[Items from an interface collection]
..........
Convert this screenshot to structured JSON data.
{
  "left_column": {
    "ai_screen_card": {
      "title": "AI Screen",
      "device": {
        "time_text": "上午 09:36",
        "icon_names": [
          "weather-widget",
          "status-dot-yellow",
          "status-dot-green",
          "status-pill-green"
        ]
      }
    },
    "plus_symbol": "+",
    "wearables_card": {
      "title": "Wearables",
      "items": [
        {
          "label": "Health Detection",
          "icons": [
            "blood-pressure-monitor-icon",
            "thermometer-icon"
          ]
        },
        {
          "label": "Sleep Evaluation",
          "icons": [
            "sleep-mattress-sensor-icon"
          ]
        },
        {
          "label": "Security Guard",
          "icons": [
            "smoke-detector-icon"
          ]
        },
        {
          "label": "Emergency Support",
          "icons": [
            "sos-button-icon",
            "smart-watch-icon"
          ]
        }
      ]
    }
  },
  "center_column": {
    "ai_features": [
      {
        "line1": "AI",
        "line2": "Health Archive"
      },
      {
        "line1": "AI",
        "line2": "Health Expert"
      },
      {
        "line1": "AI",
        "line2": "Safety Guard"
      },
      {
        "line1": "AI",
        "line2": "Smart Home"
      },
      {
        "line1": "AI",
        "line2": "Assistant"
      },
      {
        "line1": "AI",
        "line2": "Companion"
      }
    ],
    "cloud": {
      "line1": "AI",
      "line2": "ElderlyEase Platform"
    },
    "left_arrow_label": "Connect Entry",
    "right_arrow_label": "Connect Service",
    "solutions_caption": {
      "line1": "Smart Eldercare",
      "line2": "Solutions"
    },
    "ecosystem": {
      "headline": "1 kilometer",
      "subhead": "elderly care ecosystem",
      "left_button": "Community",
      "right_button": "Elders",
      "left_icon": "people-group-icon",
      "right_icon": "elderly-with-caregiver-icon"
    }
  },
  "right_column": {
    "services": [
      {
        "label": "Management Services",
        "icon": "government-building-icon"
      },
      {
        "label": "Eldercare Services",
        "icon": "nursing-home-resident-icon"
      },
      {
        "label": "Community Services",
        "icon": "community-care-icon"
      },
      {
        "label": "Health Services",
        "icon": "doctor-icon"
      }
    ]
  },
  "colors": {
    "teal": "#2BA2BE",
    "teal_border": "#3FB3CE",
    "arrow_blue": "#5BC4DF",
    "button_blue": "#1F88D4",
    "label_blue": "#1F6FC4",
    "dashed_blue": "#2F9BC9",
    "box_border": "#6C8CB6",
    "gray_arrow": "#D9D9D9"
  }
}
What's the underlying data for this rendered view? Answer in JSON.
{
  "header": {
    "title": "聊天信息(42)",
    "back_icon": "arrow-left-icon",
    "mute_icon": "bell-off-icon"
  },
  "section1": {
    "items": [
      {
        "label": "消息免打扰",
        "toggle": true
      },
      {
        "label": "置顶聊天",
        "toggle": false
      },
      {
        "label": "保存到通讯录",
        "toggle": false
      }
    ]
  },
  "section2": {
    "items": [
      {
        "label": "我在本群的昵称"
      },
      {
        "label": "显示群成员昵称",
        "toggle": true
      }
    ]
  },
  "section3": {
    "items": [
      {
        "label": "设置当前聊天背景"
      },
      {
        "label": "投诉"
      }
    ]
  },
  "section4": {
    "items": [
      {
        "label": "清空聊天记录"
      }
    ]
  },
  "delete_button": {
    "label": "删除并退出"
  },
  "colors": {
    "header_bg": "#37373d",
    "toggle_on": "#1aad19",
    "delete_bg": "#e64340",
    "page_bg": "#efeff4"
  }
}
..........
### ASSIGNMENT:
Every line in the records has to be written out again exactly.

### ANSWER TO THIS PROBLEM:
Convert this screenshot to structured JSON data.
{
  "left_column": {
    "ai_screen_card": {
      "title": "AI Screen",
      "device": {
        "time_text": "上午 09:36",
        "icon_names": [
          "weather-widget",
          "status-dot-yellow",
          "status-dot-green",
          "status-pill-green"
        ]
      }
    },
    "plus_symbol": "+",
    "wearables_card": {
      "title": "Wearables",
      "items": [
        {
          "label": "Health Detection",
          "icons": [
            "blood-pressure-monitor-icon",
            "thermometer-icon"
          ]
        },
        {
          "label": "Sleep Evaluation",
          "icons": [
            "sleep-mattress-sensor-icon"
          ]
        },
        {
          "label": "Security Guard",
          "icons": [
            "smoke-detector-icon"
          ]
        },
        {
          "label": "Emergency Support",
          "icons": [
            "sos-button-icon",
            "smart-watch-icon"
          ]
        }
      ]
    }
  },
  "center_column": {
    "ai_features": [
      {
        "line1": "AI",
        "line2": "Health Archive"
      },
      {
        "line1": "AI",
        "line2": "Health Expert"
      },
      {
        "line1": "AI",
        "line2": "Safety Guard"
      },
      {
        "line1": "AI",
        "line2": "Smart Home"
      },
      {
        "line1": "AI",
        "line2": "Assistant"
      },
      {
        "line1": "AI",
        "line2": "Companion"
      }
    ],
    "cloud": {
      "line1": "AI",
      "line2": "ElderlyEase Platform"
    },
    "left_arrow_label": "Connect Entry",
    "right_arrow_label": "Connect Service",
    "solutions_caption": {
      "line1": "Smart Eldercare",
      "line2": "Solutions"
    },
    "ecosystem": {
      "headline": "1 kilometer",
      "subhead": "elderly care ecosystem",
      "left_button": "Community",
      "right_button": "Elders",
      "left_icon": "people-group-icon",
      "right_icon": "elderly-with-caregiver-icon"
    }
  },
  "right_column": {
    "services": [
      {
        "label": "Management Services",
        "icon": "government-building-icon"
      },
      {
        "label": "Eldercare Services",
        "icon": "nursing-home-resident-icon"
      },
      {
        "label": "Community Services",
        "icon": "community-care-icon"
      },
      {
        "label": "Health Services",
        "icon": "doctor-icon"
      }
    ]
  },
  "colors": {
    "teal": "#2BA2BE",
    "teal_border": "#3FB3CE",
    "arrow_blue": "#5BC4DF",
    "button_blue": "#1F88D4",
    "label_blue": "#1F6FC4",
    "dashed_blue": "#2F9BC9",
    "box_border": "#6C8CB6",
    "gray_arrow": "#D9D9D9"
  }
}
What's the underlying data for this rendered view? Answer in JSON.
{
  "header": {
    "title": "聊天信息(42)",
    "back_icon": "arrow-left-icon",
    "mute_icon": "bell-off-icon"
  },
  "section1": {
    "items": [
      {
        "label": "消息免打扰",
        "toggle": true
      },
      {
        "label": "置顶聊天",
        "toggle": false
      },
      {
        "label": "保存到通讯录",
        "toggle": false
      }
    ]
  },
  "section2": {
    "items": [
      {
        "label": "我在本群的昵称"
      },
      {
        "label": "显示群成员昵称",
        "toggle": true
      }
    ]
  },
  "section3": {
    "items": [
      {
        "label": "设置当前聊天背景"
      },
      {
        "label": "投诉"
      }
    ]
  },
  "section4": {
    "items": [
      {
        "label": "清空聊天记录"
      }
    ]
  },
  "delete_button": {
    "label": "删除并退出"
  },
  "colors": {
    "header_bg": "#37373d",
    "toggle_on": "#1aad19",
    "delete_bg": "#e64340",
    "page_bg": "#efeff4"
  }
}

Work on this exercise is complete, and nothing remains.